Finished in 2014 by AS arquitectura, R79, Niop Hacienda is a contemporary residential project that is located in Champoton, Campeche, Mexico. The project is based on a series of interventions that were focused on a few buildings that used to house textiles and livestock. The end result comprises a weekend residence, a grand ballroom as well as a boutique hotel.
Upon entering the grounds of the Niop Hacienda project, the visitor is greeted by a promenade that offers a detour of the parking area and leads the way to a lobby that flaunts a sizable stone carpet. The main buildings are the chapel, the bridal area and the bedroom suite, all of which are connected by a concrete basement. In order to make sure that all of the new additions would fit perfectly with the older elements, the architects implemented brand new restrooms as well as a reception area for the boutique hotel.
The primary materials used for the intervention include chukum, wood, glass, steel and stone.
From the architect:
The constant changes of use, the presence of different architectural styles, and the passing of time, made Niop a very different place in terms of layout and operation from the traditional conception of a Hacienda in Southeast Mexico.
Given the emerging culture of recovering traditions and looking to the past, we seek to transform this set of buildings that were previously occupied by livestock and textiles into an area of coexistence, a boutique hotel, a grand ballroom, a weekend residence and why not, also a place to forget the hustle and burden of everyday life.

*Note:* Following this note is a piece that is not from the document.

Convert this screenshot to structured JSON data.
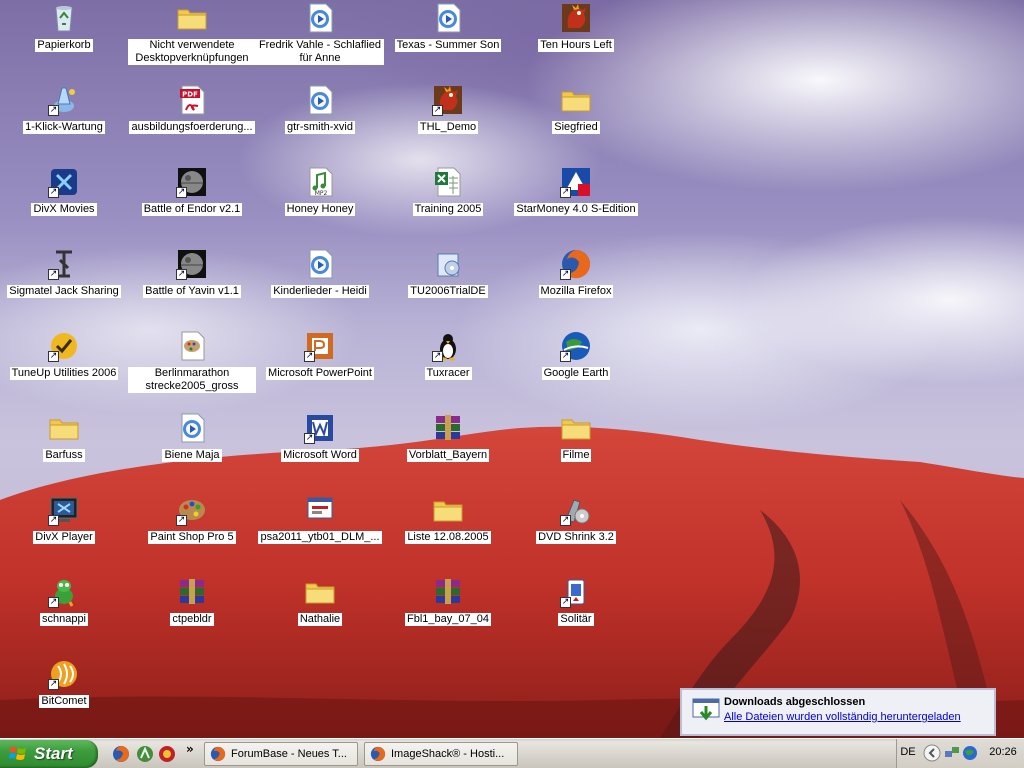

The project consists of a series of subtle interventions, ranging from the generality of reorganizing the different program areas, to the particularity of solving the most intricate detail of how the contemporary merges with the pre-existing.
Thus we define that in this new project, the program shall include a restaurant, banquet halls, restrooms and support services, large open spaces for holding various events, rooms, villas, and many spaces for reflection and isolation.
Firstly, we designed a promenade with a surprise effect, as we take the visitor to discover the space gradually. Upon reaching the project and detouring towards the parking area, one reaches the lobby, there we find a large stone carpet that unfolds towards us to invite us to go up and look from above the infinite possibilities of the experience to come.
A steel grill floats daringly between the stone blocks that remain intact. Across it, as if imprinting a shadow on the pavement, it leaves a wooden plaque that emphasizes the directionality of circulation.
A concrete basement links the buildings, The Chapel, The Bridal Suite, and the Bedroom Area now share a common ground. The strokes on the floor, resulting from the references of voids and solids, force us to look at them and occasionally on their intersections they open new possibilities for the growth of vegetation and the appearance of shadows that move on this platform.
A reflecting pool traps and holds the remaining walls of a building that refuses to disappear; if its shape has resulted from existing geometry, why not repeat it as a seam, as a dynamic dialogue between the previous program and the new one.
Another wooden plate appears, but it now floats on the water and then splits down to connect the basement with the landscaped esplanade. From the end of the basement; flanked by a ruined building that will house the bedroom area in the future; arises a linear circulation that connects us to one of the many protagonists of the project, leading to a gravel square where a huge Vente is under the spotlight.
To complement the new program of the property, certain programmatic elements as a reception and restrooms for men and women have been included. The interventions of these new occupants within the complex are inserted discreetly.
Carpet like floors that never touch the walls, metal roofs that are supported by slender columns respect the original envelope and in the resulting gaps are filled with vegetation.
Steel, stone, chukum, wood and glass are the range of materials chosen for the intervention, its purpose is to remind that the protagonist in this case is not the architecture that loudly says: see me, but one that humbly lowers its head and lets its elders gain the recognition that they have aged in a dignified manner.
Location: Champoton, Campeche, Mexico
Project Year: 2014
Photographs: David Cervera Castro
Design Team: Alejandra Abreu Sacramento, Xavier Abreu Sacramento, Roberto Ramirez Pizarro
Collaborators: Gerardo Trejo, Eduardo Vadillo, Daniela Alvarez, Cristina Madera, Valentina Losa.
Construction: Raúl Uribe Flores
Lighting: Lumínica/ Maribel Morales